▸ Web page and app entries
====================
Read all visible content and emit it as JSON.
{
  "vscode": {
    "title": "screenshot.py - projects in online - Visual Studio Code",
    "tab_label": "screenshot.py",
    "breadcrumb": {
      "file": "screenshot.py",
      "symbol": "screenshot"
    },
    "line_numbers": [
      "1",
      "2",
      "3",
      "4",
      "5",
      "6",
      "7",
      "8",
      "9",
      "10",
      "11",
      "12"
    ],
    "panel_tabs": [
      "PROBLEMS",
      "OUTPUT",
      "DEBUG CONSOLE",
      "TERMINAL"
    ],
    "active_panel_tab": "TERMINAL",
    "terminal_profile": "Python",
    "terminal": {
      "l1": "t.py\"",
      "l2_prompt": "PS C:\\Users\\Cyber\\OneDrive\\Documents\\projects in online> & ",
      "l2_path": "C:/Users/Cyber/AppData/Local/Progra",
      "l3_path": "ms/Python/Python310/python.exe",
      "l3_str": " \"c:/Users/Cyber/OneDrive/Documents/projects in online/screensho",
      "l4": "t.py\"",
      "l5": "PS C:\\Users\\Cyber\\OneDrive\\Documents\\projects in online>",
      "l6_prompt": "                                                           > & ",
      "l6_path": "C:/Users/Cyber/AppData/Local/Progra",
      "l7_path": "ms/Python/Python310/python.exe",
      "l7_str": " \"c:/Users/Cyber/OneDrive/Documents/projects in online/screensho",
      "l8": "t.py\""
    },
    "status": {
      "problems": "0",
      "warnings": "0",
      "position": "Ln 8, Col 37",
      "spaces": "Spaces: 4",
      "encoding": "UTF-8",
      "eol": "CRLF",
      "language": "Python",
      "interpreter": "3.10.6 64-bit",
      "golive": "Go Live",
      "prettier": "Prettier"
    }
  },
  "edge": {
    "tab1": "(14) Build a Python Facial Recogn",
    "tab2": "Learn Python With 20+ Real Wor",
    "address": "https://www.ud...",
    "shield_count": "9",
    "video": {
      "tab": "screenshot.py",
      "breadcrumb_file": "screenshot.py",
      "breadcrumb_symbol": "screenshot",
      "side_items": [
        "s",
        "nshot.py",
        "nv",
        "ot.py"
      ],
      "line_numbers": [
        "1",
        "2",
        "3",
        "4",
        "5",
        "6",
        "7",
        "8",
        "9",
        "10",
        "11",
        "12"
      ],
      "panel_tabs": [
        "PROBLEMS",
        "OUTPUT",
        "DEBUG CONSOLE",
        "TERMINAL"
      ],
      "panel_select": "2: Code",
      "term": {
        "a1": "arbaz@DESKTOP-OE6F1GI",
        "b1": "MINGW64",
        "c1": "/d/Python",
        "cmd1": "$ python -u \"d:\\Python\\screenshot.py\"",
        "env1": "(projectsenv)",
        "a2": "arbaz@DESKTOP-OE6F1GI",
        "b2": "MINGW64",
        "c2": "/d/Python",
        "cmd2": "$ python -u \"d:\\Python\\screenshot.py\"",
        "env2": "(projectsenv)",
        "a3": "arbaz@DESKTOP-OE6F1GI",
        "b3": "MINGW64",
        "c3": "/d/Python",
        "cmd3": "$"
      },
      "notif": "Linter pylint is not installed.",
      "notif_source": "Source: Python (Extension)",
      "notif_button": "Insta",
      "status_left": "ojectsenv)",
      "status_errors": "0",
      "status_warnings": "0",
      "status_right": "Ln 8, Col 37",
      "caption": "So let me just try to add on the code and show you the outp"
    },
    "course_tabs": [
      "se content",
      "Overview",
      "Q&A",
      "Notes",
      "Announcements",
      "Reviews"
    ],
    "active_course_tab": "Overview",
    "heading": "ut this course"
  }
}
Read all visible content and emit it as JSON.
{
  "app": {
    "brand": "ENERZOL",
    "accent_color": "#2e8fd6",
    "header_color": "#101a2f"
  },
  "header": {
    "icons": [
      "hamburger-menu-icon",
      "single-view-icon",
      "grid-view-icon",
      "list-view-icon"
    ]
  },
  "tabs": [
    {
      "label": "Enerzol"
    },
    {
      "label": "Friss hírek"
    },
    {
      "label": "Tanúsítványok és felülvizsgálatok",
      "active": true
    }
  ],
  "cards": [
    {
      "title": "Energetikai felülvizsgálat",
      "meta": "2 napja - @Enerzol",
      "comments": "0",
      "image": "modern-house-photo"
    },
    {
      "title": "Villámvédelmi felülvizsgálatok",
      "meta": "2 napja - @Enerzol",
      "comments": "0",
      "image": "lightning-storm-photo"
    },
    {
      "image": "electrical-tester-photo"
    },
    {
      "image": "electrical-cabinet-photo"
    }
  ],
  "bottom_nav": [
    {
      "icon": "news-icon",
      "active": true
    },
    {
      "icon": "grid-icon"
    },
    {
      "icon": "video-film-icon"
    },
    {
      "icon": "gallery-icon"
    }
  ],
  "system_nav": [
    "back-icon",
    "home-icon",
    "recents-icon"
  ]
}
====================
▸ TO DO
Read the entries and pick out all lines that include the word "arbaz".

▸ YOUR SOLUTION
        "a1": "arbaz@DESKTOP-OE6F1GI",
        "a2": "arbaz@DESKTOP-OE6F1GI",
        "a3": "arbaz@DESKTOP-OE6F1GI",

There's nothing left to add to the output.